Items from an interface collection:
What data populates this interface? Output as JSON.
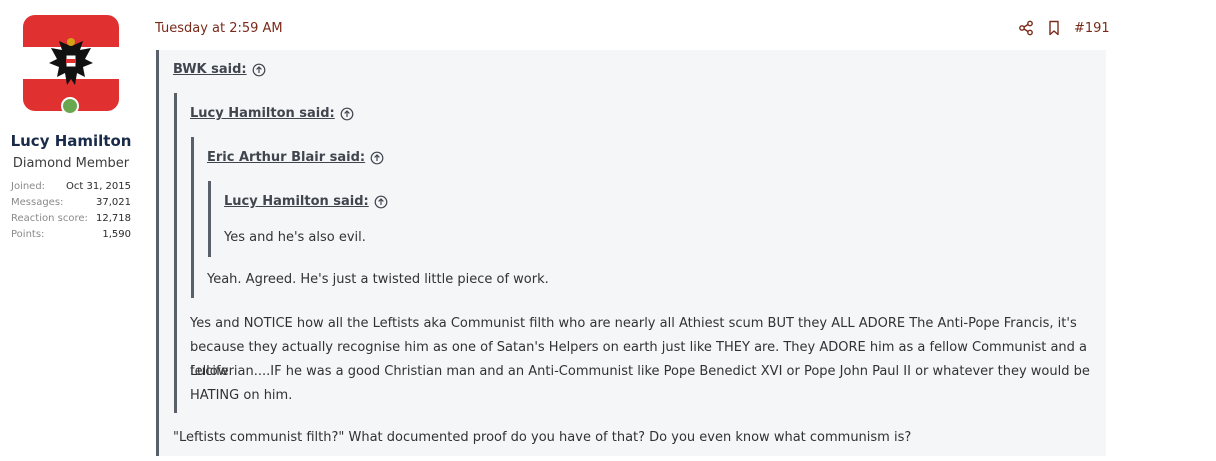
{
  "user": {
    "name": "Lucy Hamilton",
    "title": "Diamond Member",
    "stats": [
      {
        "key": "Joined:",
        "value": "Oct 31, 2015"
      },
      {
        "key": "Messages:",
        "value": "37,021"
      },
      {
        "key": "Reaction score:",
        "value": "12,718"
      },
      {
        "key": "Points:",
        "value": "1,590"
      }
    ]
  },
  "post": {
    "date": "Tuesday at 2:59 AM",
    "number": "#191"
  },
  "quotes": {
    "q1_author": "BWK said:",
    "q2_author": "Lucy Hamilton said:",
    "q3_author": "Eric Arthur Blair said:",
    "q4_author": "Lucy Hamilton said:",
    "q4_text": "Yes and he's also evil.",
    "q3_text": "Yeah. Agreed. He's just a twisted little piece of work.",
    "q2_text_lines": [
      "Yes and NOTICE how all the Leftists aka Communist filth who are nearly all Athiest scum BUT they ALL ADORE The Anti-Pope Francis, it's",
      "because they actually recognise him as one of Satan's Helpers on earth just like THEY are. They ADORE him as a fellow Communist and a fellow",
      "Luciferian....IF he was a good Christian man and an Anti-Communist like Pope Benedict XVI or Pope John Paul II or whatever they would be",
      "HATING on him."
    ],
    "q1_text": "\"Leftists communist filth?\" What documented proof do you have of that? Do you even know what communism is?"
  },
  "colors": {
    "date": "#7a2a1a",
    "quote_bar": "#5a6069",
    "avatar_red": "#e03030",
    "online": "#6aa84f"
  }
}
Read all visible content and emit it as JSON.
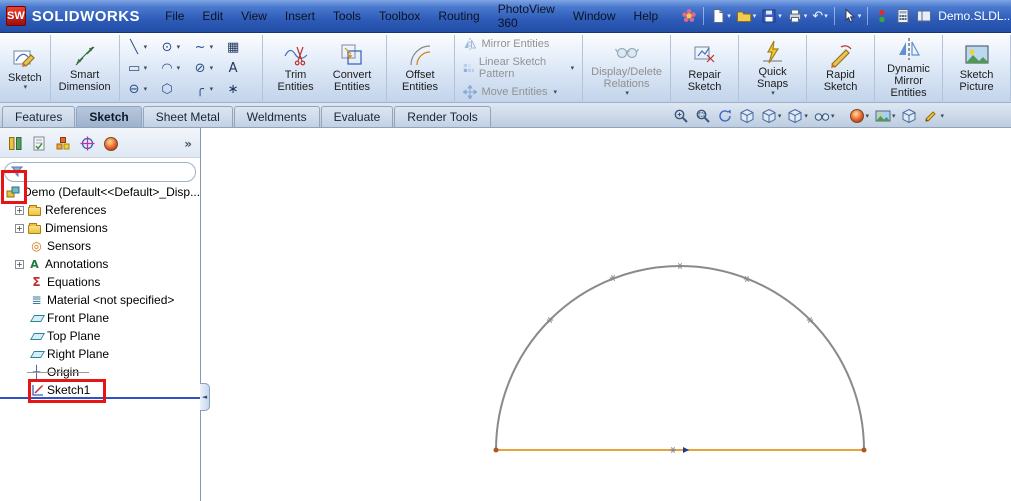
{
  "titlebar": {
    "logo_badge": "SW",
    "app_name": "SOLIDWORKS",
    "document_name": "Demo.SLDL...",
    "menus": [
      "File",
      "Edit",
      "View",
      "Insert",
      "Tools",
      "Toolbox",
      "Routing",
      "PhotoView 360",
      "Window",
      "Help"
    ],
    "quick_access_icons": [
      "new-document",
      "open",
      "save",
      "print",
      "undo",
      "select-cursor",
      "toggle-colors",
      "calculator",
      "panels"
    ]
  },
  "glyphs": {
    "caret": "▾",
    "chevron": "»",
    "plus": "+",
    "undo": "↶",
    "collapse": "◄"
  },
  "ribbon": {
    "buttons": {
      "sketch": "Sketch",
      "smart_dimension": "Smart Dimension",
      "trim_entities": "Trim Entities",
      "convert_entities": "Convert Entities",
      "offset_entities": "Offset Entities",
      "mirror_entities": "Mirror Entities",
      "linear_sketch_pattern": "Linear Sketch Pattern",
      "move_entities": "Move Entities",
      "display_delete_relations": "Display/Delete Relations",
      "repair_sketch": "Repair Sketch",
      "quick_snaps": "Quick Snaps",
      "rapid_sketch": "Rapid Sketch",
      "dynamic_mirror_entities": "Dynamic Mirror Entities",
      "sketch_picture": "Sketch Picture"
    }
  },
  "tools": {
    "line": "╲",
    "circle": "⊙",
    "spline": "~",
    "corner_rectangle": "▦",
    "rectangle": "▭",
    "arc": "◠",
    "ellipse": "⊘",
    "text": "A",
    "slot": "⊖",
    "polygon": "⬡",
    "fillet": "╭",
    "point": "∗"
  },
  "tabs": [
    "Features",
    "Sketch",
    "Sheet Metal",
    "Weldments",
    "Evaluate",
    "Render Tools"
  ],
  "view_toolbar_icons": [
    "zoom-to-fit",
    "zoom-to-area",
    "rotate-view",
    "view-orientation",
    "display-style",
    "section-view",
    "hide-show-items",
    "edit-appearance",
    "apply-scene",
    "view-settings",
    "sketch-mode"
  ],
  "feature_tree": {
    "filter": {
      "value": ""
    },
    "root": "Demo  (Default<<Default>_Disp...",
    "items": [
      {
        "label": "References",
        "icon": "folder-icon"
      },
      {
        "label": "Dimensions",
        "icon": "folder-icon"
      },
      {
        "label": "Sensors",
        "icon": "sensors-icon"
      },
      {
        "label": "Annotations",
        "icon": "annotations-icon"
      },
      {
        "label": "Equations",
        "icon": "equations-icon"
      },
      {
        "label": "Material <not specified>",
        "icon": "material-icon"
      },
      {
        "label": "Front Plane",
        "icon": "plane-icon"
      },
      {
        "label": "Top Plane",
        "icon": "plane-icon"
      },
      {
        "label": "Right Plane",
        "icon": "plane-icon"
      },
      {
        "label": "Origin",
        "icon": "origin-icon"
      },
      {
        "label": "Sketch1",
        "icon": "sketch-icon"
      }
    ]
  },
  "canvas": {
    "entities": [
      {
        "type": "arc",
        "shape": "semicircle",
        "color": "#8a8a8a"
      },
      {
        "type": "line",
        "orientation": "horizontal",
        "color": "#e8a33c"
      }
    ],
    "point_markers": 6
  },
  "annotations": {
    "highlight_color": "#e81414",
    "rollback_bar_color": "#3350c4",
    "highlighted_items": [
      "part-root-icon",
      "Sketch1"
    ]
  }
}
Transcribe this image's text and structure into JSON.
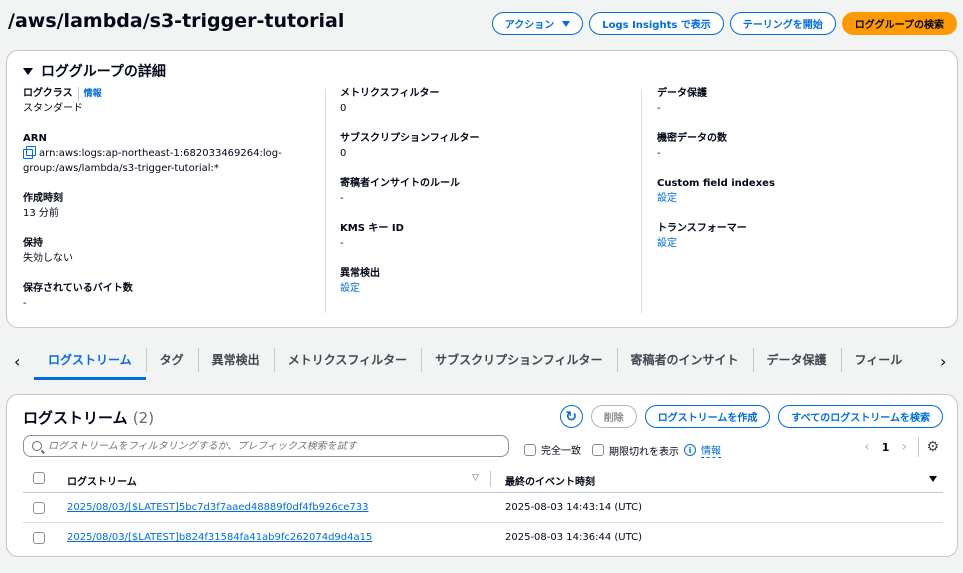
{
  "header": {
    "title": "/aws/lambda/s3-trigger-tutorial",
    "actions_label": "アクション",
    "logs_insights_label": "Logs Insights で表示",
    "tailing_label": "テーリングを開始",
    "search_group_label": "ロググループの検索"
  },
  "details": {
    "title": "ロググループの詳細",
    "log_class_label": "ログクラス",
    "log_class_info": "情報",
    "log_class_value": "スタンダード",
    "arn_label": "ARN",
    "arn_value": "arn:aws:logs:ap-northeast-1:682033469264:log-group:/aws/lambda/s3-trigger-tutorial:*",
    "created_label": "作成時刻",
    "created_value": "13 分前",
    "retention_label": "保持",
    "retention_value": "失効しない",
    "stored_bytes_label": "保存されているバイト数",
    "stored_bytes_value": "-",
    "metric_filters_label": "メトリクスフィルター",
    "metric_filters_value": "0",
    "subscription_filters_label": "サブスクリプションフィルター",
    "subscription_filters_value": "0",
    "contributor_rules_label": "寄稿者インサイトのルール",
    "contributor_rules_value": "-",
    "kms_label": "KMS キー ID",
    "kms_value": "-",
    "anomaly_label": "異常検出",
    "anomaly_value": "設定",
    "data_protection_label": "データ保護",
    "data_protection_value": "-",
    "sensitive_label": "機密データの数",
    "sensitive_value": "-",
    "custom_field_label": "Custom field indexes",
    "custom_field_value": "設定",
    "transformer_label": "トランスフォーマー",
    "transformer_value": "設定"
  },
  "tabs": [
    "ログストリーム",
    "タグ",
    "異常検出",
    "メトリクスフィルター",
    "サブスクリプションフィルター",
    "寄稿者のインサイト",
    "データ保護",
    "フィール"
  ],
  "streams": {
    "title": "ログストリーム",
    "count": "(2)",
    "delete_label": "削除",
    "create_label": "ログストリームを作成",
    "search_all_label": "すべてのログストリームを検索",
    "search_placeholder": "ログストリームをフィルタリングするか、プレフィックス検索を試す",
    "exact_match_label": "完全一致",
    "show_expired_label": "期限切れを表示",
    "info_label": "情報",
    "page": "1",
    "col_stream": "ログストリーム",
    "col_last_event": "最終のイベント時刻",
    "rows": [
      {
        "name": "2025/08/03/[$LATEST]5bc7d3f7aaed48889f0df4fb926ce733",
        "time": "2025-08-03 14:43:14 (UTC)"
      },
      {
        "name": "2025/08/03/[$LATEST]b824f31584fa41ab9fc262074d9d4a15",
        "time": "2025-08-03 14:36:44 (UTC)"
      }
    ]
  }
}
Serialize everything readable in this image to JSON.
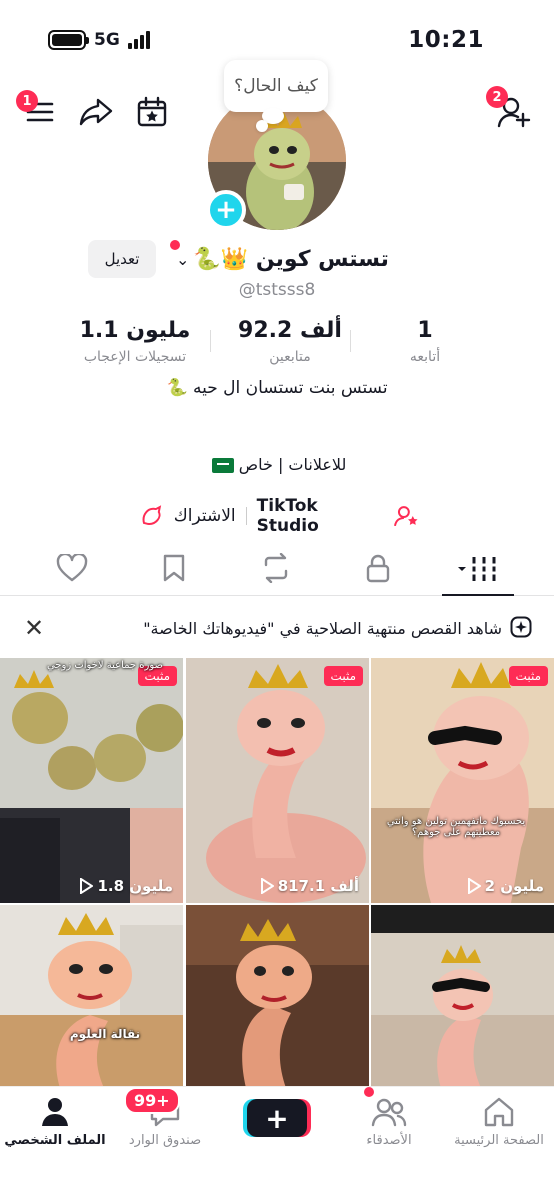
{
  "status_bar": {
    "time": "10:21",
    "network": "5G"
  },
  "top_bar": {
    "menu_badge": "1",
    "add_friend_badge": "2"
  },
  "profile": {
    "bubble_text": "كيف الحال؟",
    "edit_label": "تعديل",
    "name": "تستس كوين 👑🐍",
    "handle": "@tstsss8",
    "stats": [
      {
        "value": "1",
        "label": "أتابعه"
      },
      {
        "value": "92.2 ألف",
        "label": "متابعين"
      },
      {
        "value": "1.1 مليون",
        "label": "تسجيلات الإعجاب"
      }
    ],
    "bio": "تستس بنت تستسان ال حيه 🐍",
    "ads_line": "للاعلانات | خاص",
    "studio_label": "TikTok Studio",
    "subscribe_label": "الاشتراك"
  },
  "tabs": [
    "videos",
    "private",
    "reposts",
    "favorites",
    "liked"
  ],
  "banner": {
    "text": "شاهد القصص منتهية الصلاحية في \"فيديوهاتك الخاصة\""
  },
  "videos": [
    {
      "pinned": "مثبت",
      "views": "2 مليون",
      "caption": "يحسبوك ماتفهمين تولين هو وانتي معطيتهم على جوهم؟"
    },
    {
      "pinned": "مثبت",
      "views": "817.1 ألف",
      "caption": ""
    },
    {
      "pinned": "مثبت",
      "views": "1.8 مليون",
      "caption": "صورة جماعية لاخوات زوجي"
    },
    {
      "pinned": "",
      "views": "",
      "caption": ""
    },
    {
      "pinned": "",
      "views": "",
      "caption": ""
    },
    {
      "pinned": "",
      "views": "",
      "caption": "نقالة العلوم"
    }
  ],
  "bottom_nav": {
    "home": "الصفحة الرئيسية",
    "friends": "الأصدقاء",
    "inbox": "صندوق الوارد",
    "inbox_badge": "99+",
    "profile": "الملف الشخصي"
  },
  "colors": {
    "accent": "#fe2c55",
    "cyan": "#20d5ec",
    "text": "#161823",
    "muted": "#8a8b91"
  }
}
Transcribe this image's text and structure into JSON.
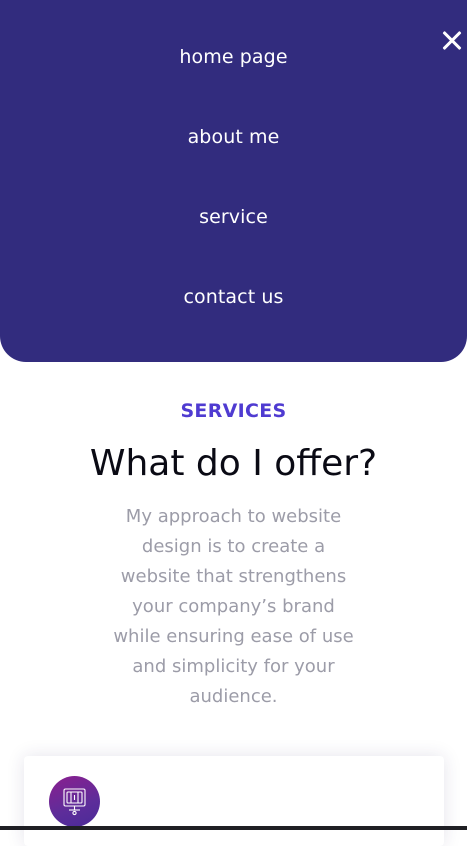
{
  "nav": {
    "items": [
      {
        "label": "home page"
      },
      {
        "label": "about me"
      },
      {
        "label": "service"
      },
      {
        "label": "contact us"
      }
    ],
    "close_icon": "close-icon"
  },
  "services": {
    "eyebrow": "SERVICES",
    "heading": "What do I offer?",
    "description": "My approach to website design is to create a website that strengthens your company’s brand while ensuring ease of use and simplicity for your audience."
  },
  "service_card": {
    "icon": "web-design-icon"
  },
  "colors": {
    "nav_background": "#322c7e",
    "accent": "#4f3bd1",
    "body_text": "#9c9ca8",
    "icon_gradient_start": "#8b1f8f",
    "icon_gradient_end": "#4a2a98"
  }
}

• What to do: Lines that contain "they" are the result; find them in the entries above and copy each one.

• Problem solution:
      "Yes and NOTICE how all the Leftists aka Communist filth who are nearly all Athiest scum BUT they ALL ADORE The Anti-Pope Francis, it's",
      "because they actually recognise him as one of Satan's Helpers on earth just like THEY are. They ADORE him as a fellow Communist and a fellow",
      "Luciferian....IF he was a good Christian man and an Anti-Communist like Pope Benedict XVI or Pope John Paul II or whatever they would be",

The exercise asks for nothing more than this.